* _WHAT YOU WILL DO_:
Copy, from the listing, every line in which the string "icon" is present.

* _THE INPUT_:
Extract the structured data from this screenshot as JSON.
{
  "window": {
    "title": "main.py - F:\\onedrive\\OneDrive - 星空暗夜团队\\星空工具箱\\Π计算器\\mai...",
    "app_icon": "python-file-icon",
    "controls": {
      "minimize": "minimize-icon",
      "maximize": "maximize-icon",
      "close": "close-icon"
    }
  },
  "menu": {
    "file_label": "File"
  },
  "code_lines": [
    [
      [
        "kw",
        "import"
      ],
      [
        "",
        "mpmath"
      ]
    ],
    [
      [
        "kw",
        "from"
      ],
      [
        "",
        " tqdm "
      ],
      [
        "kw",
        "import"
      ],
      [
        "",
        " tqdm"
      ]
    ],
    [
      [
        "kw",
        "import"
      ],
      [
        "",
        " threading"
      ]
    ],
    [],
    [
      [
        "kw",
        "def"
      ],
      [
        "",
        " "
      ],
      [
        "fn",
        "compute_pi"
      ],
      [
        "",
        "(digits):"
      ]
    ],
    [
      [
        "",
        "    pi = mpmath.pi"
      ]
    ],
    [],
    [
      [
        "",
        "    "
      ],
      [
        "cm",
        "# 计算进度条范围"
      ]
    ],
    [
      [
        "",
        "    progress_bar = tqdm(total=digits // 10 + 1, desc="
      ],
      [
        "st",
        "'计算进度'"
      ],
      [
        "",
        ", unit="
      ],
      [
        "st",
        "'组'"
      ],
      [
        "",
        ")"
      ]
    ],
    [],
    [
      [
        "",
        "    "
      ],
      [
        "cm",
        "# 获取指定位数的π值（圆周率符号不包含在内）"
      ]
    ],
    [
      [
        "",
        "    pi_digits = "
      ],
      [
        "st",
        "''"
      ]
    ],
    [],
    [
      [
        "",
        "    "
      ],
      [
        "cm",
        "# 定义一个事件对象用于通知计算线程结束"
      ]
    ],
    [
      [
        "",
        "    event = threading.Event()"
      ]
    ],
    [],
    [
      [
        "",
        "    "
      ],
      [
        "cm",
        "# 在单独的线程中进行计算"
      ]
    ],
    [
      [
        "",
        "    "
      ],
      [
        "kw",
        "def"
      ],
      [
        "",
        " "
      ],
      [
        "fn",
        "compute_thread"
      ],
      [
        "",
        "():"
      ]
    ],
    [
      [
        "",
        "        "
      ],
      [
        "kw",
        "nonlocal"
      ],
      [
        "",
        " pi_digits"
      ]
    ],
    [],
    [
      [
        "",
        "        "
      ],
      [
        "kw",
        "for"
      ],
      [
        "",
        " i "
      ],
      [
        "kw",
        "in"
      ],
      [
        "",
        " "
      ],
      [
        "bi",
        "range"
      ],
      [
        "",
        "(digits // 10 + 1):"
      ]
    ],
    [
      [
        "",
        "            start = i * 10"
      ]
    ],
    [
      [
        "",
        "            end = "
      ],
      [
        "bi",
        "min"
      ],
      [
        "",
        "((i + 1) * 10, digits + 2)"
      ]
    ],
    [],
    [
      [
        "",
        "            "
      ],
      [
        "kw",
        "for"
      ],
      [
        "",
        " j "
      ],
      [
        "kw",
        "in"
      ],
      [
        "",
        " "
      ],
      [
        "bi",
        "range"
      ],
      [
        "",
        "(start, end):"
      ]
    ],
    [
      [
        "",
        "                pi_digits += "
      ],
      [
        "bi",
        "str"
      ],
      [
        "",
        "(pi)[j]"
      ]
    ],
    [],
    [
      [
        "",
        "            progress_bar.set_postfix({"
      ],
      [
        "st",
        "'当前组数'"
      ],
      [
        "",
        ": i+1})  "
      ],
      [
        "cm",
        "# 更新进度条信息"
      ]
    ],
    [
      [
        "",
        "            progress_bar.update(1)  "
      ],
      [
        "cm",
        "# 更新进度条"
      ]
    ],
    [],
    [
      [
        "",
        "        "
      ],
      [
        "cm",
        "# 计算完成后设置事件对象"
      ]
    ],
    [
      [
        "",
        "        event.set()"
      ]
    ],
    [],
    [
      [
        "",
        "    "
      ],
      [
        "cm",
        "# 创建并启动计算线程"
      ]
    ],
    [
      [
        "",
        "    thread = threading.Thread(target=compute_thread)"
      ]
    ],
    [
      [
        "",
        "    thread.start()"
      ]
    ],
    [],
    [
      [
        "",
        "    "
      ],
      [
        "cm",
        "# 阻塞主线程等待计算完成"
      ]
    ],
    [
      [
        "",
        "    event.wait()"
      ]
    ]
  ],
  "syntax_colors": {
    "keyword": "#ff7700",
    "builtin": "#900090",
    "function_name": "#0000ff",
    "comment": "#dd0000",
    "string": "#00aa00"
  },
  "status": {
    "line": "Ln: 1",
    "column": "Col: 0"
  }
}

* _COMPLETED TASK_:
    "app_icon": "python-file-icon",
      "minimize": "minimize-icon",
      "maximize": "maximize-icon",
      "close": "close-icon"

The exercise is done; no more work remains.